Records for processing:
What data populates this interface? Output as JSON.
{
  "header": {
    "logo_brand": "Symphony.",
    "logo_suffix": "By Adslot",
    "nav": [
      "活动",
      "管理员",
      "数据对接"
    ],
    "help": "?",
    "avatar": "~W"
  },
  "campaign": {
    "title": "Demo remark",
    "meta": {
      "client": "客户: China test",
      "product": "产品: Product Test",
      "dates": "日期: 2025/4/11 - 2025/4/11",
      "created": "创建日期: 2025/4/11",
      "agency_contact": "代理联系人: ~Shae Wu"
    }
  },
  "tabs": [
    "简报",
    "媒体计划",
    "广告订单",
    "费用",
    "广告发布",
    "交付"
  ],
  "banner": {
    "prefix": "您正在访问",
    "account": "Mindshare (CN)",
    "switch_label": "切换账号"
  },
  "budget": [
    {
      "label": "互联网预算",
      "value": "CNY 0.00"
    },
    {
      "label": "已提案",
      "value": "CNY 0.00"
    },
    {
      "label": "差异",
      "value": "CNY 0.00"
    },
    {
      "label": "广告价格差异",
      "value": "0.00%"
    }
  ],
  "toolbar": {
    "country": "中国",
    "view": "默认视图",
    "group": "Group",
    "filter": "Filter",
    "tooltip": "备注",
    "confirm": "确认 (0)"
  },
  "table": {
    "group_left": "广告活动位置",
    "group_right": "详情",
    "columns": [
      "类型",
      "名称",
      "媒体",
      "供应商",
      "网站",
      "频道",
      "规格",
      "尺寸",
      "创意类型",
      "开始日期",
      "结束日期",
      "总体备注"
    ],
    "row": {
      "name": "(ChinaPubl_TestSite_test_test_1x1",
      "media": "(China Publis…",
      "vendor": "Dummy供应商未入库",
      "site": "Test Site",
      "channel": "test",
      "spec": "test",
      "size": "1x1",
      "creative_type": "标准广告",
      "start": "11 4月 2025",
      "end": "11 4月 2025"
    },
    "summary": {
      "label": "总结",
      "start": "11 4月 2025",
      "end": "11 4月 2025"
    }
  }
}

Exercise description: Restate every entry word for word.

Response:
What data populates this interface? Output as JSON.
{
  "header": {
    "logo_brand": "Symphony.",
    "logo_suffix": "By Adslot",
    "nav": [
      "活动",
      "管理员",
      "数据对接"
    ],
    "help": "?",
    "avatar": "~W"
  },
  "campaign": {
    "title": "Demo remark",
    "meta": {
      "client": "客户: China test",
      "product": "产品: Product Test",
      "dates": "日期: 2025/4/11 - 2025/4/11",
      "created": "创建日期: 2025/4/11",
      "agency_contact": "代理联系人: ~Shae Wu"
    }
  },
  "tabs": [
    "简报",
    "媒体计划",
    "广告订单",
    "费用",
    "广告发布",
    "交付"
  ],
  "banner": {
    "prefix": "您正在访问",
    "account": "Mindshare (CN)",
    "switch_label": "切换账号"
  },
  "budget": [
    {
      "label": "互联网预算",
      "value": "CNY 0.00"
    },
    {
      "label": "已提案",
      "value": "CNY 0.00"
    },
    {
      "label": "差异",
      "value": "CNY 0.00"
    },
    {
      "label": "广告价格差异",
      "value": "0.00%"
    }
  ],
  "toolbar": {
    "country": "中国",
    "view": "默认视图",
    "group": "Group",
    "filter": "Filter",
    "tooltip": "备注",
    "confirm": "确认 (0)"
  },
  "table": {
    "group_left": "广告活动位置",
    "group_right": "详情",
    "columns": [
      "类型",
      "名称",
      "媒体",
      "供应商",
      "网站",
      "频道",
      "规格",
      "尺寸",
      "创意类型",
      "开始日期",
      "结束日期",
      "总体备注"
    ],
    "row": {
      "name": "(ChinaPubl_TestSite_test_test_1x1",
      "media": "(China Publis…",
      "vendor": "Dummy供应商未入库",
      "site": "Test Site",
      "channel": "test",
      "spec": "test",
      "size": "1x1",
      "creative_type": "标准广告",
      "start": "11 4月 2025",
      "end": "11 4月 2025"
    },
    "summary": {
      "label": "总结",
      "start": "11 4月 2025",
      "end": "11 4月 2025"
    }
  }
}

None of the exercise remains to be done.